▸ Data for processing
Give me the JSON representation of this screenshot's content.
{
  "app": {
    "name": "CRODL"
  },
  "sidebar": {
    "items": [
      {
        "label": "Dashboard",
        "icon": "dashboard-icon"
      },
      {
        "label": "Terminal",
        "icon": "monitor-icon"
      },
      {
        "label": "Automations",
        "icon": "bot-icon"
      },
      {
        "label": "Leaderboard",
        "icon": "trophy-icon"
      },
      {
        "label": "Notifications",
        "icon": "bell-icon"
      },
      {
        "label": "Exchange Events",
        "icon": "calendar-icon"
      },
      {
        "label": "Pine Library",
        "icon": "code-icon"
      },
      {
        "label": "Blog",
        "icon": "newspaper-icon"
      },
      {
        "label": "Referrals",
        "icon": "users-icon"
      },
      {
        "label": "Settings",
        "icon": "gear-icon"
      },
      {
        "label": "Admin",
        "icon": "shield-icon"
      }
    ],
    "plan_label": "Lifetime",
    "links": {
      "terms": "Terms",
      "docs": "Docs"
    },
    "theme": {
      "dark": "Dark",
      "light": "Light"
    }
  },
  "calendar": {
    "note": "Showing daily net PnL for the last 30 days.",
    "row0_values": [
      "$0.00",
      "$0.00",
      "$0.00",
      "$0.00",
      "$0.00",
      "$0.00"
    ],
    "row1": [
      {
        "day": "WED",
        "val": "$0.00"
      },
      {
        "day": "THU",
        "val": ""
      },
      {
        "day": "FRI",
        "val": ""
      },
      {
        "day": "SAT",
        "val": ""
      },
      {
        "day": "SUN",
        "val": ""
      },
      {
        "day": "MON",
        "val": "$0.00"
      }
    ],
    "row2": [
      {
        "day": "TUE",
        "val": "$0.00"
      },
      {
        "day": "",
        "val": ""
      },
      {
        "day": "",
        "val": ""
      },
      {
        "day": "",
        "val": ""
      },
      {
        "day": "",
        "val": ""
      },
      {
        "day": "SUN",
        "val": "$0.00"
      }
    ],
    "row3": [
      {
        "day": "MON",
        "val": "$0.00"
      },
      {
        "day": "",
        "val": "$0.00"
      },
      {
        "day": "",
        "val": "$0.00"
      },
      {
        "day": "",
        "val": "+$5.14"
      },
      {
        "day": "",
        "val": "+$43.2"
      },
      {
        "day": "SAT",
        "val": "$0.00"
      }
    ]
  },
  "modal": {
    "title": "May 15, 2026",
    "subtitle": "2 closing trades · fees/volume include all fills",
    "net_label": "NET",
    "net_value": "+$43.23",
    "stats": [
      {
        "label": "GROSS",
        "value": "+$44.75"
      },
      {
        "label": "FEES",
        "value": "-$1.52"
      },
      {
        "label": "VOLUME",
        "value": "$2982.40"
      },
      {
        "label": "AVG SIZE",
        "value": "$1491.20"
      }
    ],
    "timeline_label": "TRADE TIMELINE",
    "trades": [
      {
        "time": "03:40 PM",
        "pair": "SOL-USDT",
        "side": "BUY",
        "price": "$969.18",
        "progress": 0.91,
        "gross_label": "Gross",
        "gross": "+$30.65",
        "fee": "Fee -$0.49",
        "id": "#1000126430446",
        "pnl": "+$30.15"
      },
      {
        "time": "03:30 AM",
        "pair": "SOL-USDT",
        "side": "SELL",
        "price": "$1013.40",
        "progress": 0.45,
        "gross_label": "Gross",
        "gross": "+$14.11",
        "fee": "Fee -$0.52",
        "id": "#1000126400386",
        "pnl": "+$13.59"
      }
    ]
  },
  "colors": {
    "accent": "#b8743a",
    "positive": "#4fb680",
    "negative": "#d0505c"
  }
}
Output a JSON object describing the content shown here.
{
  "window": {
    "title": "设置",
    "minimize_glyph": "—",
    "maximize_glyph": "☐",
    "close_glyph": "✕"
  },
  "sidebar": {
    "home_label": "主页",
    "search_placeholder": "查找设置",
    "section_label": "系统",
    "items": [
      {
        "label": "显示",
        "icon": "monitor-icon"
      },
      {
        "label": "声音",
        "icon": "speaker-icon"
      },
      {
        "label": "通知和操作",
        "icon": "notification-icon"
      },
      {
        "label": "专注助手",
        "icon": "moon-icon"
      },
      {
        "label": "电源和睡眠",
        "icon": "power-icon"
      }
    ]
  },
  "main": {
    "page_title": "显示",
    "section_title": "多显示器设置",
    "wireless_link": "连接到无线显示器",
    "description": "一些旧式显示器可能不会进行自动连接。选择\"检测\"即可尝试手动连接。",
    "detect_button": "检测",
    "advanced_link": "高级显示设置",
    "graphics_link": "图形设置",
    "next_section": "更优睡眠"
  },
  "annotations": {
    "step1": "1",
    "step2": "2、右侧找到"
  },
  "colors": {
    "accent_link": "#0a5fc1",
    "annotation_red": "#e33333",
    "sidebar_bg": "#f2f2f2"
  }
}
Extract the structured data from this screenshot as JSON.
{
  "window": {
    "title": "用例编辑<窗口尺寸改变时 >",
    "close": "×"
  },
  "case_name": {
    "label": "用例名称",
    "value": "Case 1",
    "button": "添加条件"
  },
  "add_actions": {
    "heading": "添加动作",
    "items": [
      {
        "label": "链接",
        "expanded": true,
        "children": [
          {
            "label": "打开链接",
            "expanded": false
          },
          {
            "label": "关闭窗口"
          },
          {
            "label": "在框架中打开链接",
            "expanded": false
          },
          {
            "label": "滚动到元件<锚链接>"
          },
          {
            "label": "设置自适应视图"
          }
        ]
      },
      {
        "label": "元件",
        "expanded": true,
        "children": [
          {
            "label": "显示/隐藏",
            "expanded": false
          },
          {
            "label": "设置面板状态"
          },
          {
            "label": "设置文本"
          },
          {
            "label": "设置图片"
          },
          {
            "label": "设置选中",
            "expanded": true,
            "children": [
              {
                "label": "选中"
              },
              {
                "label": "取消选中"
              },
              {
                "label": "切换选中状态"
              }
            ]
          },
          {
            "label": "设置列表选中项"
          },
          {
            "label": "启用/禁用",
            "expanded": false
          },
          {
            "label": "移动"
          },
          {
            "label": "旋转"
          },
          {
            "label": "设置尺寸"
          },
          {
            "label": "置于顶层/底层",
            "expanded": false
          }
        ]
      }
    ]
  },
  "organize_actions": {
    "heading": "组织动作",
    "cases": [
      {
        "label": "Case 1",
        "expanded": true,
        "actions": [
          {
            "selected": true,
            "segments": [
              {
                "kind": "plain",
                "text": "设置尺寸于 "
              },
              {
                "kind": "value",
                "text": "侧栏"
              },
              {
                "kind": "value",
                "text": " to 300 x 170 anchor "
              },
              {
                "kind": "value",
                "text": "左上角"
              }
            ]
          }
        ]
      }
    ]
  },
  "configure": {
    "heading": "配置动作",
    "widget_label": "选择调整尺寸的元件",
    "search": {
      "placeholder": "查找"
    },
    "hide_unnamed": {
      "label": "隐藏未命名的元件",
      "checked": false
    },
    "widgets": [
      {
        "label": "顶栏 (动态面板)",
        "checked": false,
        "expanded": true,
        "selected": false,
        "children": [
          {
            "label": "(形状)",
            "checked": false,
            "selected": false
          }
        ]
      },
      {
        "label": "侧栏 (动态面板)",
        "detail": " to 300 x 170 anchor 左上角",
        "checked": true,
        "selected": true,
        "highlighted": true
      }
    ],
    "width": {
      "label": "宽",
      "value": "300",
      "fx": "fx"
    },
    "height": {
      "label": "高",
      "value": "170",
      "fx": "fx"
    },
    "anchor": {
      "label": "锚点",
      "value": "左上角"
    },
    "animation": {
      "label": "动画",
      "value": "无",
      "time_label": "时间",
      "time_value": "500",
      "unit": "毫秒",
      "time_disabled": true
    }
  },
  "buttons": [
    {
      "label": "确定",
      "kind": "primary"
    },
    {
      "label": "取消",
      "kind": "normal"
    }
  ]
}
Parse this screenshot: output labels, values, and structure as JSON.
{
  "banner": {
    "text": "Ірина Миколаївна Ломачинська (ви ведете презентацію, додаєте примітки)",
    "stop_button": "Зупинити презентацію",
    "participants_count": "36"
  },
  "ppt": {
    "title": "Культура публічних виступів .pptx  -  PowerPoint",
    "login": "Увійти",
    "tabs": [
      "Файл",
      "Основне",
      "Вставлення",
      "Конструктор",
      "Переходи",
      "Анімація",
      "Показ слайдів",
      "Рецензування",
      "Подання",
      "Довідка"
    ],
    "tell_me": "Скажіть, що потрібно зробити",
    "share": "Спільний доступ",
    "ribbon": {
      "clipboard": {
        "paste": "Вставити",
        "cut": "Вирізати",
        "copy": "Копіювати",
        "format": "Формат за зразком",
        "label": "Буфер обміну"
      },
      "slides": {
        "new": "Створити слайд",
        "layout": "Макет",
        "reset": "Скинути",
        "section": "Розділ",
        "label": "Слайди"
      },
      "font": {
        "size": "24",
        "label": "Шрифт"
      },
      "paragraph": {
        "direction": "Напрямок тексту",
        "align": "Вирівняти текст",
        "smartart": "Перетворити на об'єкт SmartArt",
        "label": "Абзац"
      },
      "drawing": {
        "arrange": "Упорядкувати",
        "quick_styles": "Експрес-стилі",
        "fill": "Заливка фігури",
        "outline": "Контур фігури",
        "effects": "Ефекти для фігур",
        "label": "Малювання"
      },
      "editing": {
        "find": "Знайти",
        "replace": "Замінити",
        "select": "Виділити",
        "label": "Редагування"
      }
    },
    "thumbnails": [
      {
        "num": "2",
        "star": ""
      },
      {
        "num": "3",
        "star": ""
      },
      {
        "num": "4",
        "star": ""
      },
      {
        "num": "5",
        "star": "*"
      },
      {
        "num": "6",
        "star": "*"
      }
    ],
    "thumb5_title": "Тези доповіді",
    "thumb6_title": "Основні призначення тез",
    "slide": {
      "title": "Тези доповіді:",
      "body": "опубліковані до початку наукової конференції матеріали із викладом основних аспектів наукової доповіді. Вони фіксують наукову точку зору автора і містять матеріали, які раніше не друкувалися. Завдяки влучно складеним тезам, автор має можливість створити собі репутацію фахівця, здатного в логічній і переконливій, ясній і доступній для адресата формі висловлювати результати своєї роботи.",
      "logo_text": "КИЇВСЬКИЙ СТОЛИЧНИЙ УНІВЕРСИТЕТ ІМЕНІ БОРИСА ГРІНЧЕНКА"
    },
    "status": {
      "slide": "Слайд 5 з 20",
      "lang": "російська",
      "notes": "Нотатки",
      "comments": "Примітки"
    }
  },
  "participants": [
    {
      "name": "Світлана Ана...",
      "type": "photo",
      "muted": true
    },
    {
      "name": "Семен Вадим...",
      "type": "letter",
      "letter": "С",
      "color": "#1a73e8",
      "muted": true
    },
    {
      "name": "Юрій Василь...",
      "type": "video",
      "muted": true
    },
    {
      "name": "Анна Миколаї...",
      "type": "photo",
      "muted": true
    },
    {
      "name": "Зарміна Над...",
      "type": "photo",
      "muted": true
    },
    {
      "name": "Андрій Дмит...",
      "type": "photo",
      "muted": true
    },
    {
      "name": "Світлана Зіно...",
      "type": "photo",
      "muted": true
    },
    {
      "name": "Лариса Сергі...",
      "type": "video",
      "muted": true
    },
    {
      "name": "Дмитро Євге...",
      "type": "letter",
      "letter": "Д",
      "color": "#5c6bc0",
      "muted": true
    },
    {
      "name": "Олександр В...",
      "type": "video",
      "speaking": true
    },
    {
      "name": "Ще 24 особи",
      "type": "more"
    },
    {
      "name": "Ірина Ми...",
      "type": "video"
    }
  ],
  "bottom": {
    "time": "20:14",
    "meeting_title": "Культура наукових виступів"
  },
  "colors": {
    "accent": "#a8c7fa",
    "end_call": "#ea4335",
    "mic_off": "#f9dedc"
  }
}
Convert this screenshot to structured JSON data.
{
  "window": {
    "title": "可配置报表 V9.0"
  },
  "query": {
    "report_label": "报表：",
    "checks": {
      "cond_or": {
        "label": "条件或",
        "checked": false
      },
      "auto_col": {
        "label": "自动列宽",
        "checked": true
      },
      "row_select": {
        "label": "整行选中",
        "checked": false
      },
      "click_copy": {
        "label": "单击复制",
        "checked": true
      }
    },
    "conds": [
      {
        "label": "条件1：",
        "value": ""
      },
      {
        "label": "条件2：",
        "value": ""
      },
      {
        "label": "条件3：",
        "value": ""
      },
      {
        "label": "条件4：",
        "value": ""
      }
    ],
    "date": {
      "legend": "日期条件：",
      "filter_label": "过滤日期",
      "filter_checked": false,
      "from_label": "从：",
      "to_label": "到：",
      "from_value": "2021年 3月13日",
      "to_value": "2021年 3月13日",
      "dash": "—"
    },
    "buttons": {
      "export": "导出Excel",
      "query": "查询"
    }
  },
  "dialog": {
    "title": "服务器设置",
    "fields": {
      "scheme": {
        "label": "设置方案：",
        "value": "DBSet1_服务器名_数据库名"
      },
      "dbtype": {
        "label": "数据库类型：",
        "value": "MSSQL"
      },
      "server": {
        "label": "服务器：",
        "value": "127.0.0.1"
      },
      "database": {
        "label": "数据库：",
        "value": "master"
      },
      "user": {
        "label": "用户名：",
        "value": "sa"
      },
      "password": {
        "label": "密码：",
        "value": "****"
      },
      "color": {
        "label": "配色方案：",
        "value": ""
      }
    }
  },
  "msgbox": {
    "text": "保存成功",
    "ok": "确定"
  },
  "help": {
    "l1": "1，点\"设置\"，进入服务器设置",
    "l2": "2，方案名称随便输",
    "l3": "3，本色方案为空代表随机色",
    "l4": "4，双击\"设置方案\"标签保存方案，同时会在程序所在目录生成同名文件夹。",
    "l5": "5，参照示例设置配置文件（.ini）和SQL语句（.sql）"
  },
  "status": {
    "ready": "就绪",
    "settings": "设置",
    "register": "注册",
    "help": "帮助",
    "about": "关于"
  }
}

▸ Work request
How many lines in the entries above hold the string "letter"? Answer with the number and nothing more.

▸ Answer to the problem
4